_Your assignment_
The records that follow must be repeated verbatim, every one of them.

━━━ Material provided ━━━

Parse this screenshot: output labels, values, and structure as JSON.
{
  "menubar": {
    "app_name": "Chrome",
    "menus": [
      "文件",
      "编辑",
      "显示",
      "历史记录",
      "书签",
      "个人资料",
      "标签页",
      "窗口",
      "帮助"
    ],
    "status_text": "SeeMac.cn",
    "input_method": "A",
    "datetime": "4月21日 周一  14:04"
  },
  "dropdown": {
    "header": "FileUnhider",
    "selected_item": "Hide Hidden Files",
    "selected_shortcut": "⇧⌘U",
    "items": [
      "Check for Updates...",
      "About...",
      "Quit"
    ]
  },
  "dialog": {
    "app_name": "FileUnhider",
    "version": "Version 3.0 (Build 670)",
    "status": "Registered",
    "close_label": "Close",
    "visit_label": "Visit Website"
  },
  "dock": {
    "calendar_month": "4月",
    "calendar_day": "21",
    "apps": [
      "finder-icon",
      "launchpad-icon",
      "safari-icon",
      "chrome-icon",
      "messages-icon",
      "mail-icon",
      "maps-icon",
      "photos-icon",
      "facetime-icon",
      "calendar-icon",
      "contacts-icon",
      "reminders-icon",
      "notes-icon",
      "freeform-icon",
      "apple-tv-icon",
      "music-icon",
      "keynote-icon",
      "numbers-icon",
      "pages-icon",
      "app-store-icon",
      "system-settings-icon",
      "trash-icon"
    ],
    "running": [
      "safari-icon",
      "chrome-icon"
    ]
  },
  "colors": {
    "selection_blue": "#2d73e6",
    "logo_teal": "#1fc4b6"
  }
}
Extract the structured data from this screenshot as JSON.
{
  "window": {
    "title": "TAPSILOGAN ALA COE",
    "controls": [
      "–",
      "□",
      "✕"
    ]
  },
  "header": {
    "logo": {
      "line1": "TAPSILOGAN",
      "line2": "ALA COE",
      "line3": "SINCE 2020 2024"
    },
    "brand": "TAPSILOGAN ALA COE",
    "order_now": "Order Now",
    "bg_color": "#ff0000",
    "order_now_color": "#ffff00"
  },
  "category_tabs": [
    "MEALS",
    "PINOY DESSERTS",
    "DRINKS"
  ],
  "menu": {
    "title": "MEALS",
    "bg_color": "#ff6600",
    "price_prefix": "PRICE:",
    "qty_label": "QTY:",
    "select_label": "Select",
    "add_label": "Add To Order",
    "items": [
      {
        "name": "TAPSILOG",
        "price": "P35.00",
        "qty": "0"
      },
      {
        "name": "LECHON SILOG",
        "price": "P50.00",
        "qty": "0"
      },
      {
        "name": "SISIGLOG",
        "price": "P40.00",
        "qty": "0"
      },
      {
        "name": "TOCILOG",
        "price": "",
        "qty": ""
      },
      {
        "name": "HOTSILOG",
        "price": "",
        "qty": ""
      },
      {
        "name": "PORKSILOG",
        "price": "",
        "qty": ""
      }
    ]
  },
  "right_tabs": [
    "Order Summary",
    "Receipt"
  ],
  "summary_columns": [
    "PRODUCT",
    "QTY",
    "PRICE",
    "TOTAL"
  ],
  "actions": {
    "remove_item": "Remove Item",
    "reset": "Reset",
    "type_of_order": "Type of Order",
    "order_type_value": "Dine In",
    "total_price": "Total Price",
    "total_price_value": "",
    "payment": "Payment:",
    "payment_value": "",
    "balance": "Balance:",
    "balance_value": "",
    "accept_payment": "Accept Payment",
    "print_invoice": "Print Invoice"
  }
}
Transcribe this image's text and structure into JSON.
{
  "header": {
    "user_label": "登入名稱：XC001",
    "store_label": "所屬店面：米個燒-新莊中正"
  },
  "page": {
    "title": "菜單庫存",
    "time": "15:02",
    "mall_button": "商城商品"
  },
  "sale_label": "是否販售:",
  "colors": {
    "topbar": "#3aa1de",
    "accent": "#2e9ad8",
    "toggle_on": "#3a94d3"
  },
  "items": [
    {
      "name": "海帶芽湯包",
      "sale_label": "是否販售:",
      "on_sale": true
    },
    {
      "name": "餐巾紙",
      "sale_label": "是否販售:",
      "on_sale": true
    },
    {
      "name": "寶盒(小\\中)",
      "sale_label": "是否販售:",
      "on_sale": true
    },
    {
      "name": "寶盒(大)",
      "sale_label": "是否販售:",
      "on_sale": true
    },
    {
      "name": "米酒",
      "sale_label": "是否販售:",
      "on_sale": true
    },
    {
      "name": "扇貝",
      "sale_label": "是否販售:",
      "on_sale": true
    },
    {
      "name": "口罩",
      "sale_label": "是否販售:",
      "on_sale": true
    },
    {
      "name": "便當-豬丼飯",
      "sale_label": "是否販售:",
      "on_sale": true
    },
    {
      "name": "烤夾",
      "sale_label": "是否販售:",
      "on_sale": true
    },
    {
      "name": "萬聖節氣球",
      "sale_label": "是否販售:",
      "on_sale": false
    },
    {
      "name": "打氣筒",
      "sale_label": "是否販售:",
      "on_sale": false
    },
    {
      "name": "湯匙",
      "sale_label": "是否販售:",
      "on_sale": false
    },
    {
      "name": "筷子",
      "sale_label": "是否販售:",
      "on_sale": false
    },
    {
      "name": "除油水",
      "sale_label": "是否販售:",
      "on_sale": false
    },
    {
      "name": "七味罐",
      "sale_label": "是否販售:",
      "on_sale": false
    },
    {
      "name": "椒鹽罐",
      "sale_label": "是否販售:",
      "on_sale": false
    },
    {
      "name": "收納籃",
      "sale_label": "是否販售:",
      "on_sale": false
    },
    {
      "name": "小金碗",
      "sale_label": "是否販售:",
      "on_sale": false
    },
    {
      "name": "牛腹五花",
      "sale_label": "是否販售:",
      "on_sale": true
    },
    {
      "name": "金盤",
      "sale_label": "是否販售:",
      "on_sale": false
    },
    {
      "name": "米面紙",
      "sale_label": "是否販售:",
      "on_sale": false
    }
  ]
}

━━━

_Reply to the exercise_
Parse this screenshot: output labels, values, and structure as JSON.
{
  "menubar": {
    "app_name": "Chrome",
    "menus": [
      "文件",
      "编辑",
      "显示",
      "历史记录",
      "书签",
      "个人资料",
      "标签页",
      "窗口",
      "帮助"
    ],
    "status_text": "SeeMac.cn",
    "input_method": "A",
    "datetime": "4月21日 周一  14:04"
  },
  "dropdown": {
    "header": "FileUnhider",
    "selected_item": "Hide Hidden Files",
    "selected_shortcut": "⇧⌘U",
    "items": [
      "Check for Updates...",
      "About...",
      "Quit"
    ]
  },
  "dialog": {
    "app_name": "FileUnhider",
    "version": "Version 3.0 (Build 670)",
    "status": "Registered",
    "close_label": "Close",
    "visit_label": "Visit Website"
  },
  "dock": {
    "calendar_month": "4月",
    "calendar_day": "21",
    "apps": [
      "finder-icon",
      "launchpad-icon",
      "safari-icon",
      "chrome-icon",
      "messages-icon",
      "mail-icon",
      "maps-icon",
      "photos-icon",
      "facetime-icon",
      "calendar-icon",
      "contacts-icon",
      "reminders-icon",
      "notes-icon",
      "freeform-icon",
      "apple-tv-icon",
      "music-icon",
      "keynote-icon",
      "numbers-icon",
      "pages-icon",
      "app-store-icon",
      "system-settings-icon",
      "trash-icon"
    ],
    "running": [
      "safari-icon",
      "chrome-icon"
    ]
  },
  "colors": {
    "selection_blue": "#2d73e6",
    "logo_teal": "#1fc4b6"
  }
}
Extract the structured data from this screenshot as JSON.
{
  "window": {
    "title": "TAPSILOGAN ALA COE",
    "controls": [
      "–",
      "□",
      "✕"
    ]
  },
  "header": {
    "logo": {
      "line1": "TAPSILOGAN",
      "line2": "ALA COE",
      "line3": "SINCE 2020 2024"
    },
    "brand": "TAPSILOGAN ALA COE",
    "order_now": "Order Now",
    "bg_color": "#ff0000",
    "order_now_color": "#ffff00"
  },
  "category_tabs": [
    "MEALS",
    "PINOY DESSERTS",
    "DRINKS"
  ],
  "menu": {
    "title": "MEALS",
    "bg_color": "#ff6600",
    "price_prefix": "PRICE:",
    "qty_label": "QTY:",
    "select_label": "Select",
    "add_label": "Add To Order",
    "items": [
      {
        "name": "TAPSILOG",
        "price": "P35.00",
        "qty": "0"
      },
      {
        "name": "LECHON SILOG",
        "price": "P50.00",
        "qty": "0"
      },
      {
        "name": "SISIGLOG",
        "price": "P40.00",
        "qty": "0"
      },
      {
        "name": "TOCILOG",
        "price": "",
        "qty": ""
      },
      {
        "name": "HOTSILOG",
        "price": "",
        "qty": ""
      },
      {
        "name": "PORKSILOG",
        "price": "",
        "qty": ""
      }
    ]
  },
  "right_tabs": [
    "Order Summary",
    "Receipt"
  ],
  "summary_columns": [
    "PRODUCT",
    "QTY",
    "PRICE",
    "TOTAL"
  ],
  "actions": {
    "remove_item": "Remove Item",
    "reset": "Reset",
    "type_of_order": "Type of Order",
    "order_type_value": "Dine In",
    "total_price": "Total Price",
    "total_price_value": "",
    "payment": "Payment:",
    "payment_value": "",
    "balance": "Balance:",
    "balance_value": "",
    "accept_payment": "Accept Payment",
    "print_invoice": "Print Invoice"
  }
}
Transcribe this image's text and structure into JSON.
{
  "header": {
    "user_label": "登入名稱：XC001",
    "store_label": "所屬店面：米個燒-新莊中正"
  },
  "page": {
    "title": "菜單庫存",
    "time": "15:02",
    "mall_button": "商城商品"
  },
  "sale_label": "是否販售:",
  "colors": {
    "topbar": "#3aa1de",
    "accent": "#2e9ad8",
    "toggle_on": "#3a94d3"
  },
  "items": [
    {
      "name": "海帶芽湯包",
      "sale_label": "是否販售:",
      "on_sale": true
    },
    {
      "name": "餐巾紙",
      "sale_label": "是否販售:",
      "on_sale": true
    },
    {
      "name": "寶盒(小\\中)",
      "sale_label": "是否販售:",
      "on_sale": true
    },
    {
      "name": "寶盒(大)",
      "sale_label": "是否販售:",
      "on_sale": true
    },
    {
      "name": "米酒",
      "sale_label": "是否販售:",
      "on_sale": true
    },
    {
      "name": "扇貝",
      "sale_label": "是否販售:",
      "on_sale": true
    },
    {
      "name": "口罩",
      "sale_label": "是否販售:",
      "on_sale": true
    },
    {
      "name": "便當-豬丼飯",
      "sale_label": "是否販售:",
      "on_sale": true
    },
    {
      "name": "烤夾",
      "sale_label": "是否販售:",
      "on_sale": true
    },
    {
      "name": "萬聖節氣球",
      "sale_label": "是否販售:",
      "on_sale": false
    },
    {
      "name": "打氣筒",
      "sale_label": "是否販售:",
      "on_sale": false
    },
    {
      "name": "湯匙",
      "sale_label": "是否販售:",
      "on_sale": false
    },
    {
      "name": "筷子",
      "sale_label": "是否販售:",
      "on_sale": false
    },
    {
      "name": "除油水",
      "sale_label": "是否販售:",
      "on_sale": false
    },
    {
      "name": "七味罐",
      "sale_label": "是否販售:",
      "on_sale": false
    },
    {
      "name": "椒鹽罐",
      "sale_label": "是否販售:",
      "on_sale": false
    },
    {
      "name": "收納籃",
      "sale_label": "是否販售:",
      "on_sale": false
    },
    {
      "name": "小金碗",
      "sale_label": "是否販售:",
      "on_sale": false
    },
    {
      "name": "牛腹五花",
      "sale_label": "是否販售:",
      "on_sale": true
    },
    {
      "name": "金盤",
      "sale_label": "是否販售:",
      "on_sale": false
    },
    {
      "name": "米面紙",
      "sale_label": "是否販售:",
      "on_sale": false
    }
  ]
}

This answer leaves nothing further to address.